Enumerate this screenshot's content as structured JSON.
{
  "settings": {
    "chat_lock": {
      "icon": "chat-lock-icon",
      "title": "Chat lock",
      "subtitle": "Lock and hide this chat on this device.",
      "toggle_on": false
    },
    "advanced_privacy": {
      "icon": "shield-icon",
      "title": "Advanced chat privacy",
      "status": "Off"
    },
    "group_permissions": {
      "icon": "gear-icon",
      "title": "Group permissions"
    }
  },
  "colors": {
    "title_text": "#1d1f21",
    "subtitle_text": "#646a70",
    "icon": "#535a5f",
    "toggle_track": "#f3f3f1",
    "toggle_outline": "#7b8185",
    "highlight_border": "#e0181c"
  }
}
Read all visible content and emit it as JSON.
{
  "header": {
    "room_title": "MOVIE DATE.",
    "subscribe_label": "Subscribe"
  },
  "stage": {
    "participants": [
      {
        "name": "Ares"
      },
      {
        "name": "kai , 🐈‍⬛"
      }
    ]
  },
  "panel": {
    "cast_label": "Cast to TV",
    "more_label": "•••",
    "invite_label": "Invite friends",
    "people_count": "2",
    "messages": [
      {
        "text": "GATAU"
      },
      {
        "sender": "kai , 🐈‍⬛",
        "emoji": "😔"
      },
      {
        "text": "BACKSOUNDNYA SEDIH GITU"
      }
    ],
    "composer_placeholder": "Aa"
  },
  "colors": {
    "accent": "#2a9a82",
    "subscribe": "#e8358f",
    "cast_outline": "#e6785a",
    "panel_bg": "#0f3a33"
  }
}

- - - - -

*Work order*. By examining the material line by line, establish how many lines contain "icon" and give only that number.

*Task solution*. 4